(ASSIGNMENT): Please return the records below exactly as they stand.

═══ RECORDS TO PROCESS ═══

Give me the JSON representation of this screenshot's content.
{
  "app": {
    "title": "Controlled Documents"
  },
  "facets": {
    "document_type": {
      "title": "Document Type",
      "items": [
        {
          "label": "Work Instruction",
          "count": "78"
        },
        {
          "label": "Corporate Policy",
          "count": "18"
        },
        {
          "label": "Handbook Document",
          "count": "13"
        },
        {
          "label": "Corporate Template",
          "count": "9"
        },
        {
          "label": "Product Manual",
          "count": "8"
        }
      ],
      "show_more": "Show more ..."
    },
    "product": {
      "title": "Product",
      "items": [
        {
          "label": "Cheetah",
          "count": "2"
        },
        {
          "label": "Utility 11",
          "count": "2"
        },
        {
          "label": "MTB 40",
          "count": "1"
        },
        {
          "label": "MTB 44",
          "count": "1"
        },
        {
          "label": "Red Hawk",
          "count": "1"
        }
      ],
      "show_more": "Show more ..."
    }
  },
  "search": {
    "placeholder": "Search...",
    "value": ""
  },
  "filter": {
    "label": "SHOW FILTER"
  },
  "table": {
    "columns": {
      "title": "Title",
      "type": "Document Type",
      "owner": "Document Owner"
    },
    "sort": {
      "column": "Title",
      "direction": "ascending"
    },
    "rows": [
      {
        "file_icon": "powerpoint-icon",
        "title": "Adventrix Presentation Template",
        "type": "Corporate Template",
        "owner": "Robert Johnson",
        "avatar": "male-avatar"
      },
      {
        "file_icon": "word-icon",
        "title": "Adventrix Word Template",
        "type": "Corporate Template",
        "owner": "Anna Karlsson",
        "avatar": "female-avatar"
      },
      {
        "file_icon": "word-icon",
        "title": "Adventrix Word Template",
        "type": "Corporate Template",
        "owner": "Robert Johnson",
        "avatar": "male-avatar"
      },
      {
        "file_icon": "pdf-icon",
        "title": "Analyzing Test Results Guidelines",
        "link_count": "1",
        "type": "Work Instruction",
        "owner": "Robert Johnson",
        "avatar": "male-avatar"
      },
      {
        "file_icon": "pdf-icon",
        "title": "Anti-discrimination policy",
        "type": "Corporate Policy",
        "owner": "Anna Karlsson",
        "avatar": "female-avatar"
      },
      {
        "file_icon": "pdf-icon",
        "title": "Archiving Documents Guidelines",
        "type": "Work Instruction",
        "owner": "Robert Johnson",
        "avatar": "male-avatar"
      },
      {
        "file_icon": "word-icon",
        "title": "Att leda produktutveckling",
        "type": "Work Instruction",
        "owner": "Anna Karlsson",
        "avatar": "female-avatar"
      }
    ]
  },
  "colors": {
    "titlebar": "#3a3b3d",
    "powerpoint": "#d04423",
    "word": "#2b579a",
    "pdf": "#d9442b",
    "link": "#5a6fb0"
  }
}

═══

(YOUR RESPONSE):
Give me the JSON representation of this screenshot's content.
{
  "app": {
    "title": "Controlled Documents"
  },
  "facets": {
    "document_type": {
      "title": "Document Type",
      "items": [
        {
          "label": "Work Instruction",
          "count": "78"
        },
        {
          "label": "Corporate Policy",
          "count": "18"
        },
        {
          "label": "Handbook Document",
          "count": "13"
        },
        {
          "label": "Corporate Template",
          "count": "9"
        },
        {
          "label": "Product Manual",
          "count": "8"
        }
      ],
      "show_more": "Show more ..."
    },
    "product": {
      "title": "Product",
      "items": [
        {
          "label": "Cheetah",
          "count": "2"
        },
        {
          "label": "Utility 11",
          "count": "2"
        },
        {
          "label": "MTB 40",
          "count": "1"
        },
        {
          "label": "MTB 44",
          "count": "1"
        },
        {
          "label": "Red Hawk",
          "count": "1"
        }
      ],
      "show_more": "Show more ..."
    }
  },
  "search": {
    "placeholder": "Search...",
    "value": ""
  },
  "filter": {
    "label": "SHOW FILTER"
  },
  "table": {
    "columns": {
      "title": "Title",
      "type": "Document Type",
      "owner": "Document Owner"
    },
    "sort": {
      "column": "Title",
      "direction": "ascending"
    },
    "rows": [
      {
        "file_icon": "powerpoint-icon",
        "title": "Adventrix Presentation Template",
        "type": "Corporate Template",
        "owner": "Robert Johnson",
        "avatar": "male-avatar"
      },
      {
        "file_icon": "word-icon",
        "title": "Adventrix Word Template",
        "type": "Corporate Template",
        "owner": "Anna Karlsson",
        "avatar": "female-avatar"
      },
      {
        "file_icon": "word-icon",
        "title": "Adventrix Word Template",
        "type": "Corporate Template",
        "owner": "Robert Johnson",
        "avatar": "male-avatar"
      },
      {
        "file_icon": "pdf-icon",
        "title": "Analyzing Test Results Guidelines",
        "link_count": "1",
        "type": "Work Instruction",
        "owner": "Robert Johnson",
        "avatar": "male-avatar"
      },
      {
        "file_icon": "pdf-icon",
        "title": "Anti-discrimination policy",
        "type": "Corporate Policy",
        "owner": "Anna Karlsson",
        "avatar": "female-avatar"
      },
      {
        "file_icon": "pdf-icon",
        "title": "Archiving Documents Guidelines",
        "type": "Work Instruction",
        "owner": "Robert Johnson",
        "avatar": "male-avatar"
      },
      {
        "file_icon": "word-icon",
        "title": "Att leda produktutveckling",
        "type": "Work Instruction",
        "owner": "Anna Karlsson",
        "avatar": "female-avatar"
      }
    ]
  },
  "colors": {
    "titlebar": "#3a3b3d",
    "powerpoint": "#d04423",
    "word": "#2b579a",
    "pdf": "#d9442b",
    "link": "#5a6fb0"
  }
}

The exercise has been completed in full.